Each line below needs to be repeated precisely as it is.

Available records
--*--

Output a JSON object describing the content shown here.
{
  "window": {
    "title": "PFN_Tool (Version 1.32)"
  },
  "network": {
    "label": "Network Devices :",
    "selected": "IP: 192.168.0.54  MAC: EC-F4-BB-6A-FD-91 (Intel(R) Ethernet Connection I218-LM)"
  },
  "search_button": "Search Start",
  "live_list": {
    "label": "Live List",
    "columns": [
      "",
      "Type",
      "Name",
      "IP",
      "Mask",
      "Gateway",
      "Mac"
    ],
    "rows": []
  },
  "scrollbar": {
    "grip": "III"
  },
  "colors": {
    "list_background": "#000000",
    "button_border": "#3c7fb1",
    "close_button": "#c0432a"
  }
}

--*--

Exercise answer
Output a JSON object describing the content shown here.
{
  "window": {
    "title": "PFN_Tool (Version 1.32)"
  },
  "network": {
    "label": "Network Devices :",
    "selected": "IP: 192.168.0.54  MAC: EC-F4-BB-6A-FD-91 (Intel(R) Ethernet Connection I218-LM)"
  },
  "search_button": "Search Start",
  "live_list": {
    "label": "Live List",
    "columns": [
      "",
      "Type",
      "Name",
      "IP",
      "Mask",
      "Gateway",
      "Mac"
    ],
    "rows": []
  },
  "scrollbar": {
    "grip": "III"
  },
  "colors": {
    "list_background": "#000000",
    "button_border": "#3c7fb1",
    "close_button": "#c0432a"
  }
}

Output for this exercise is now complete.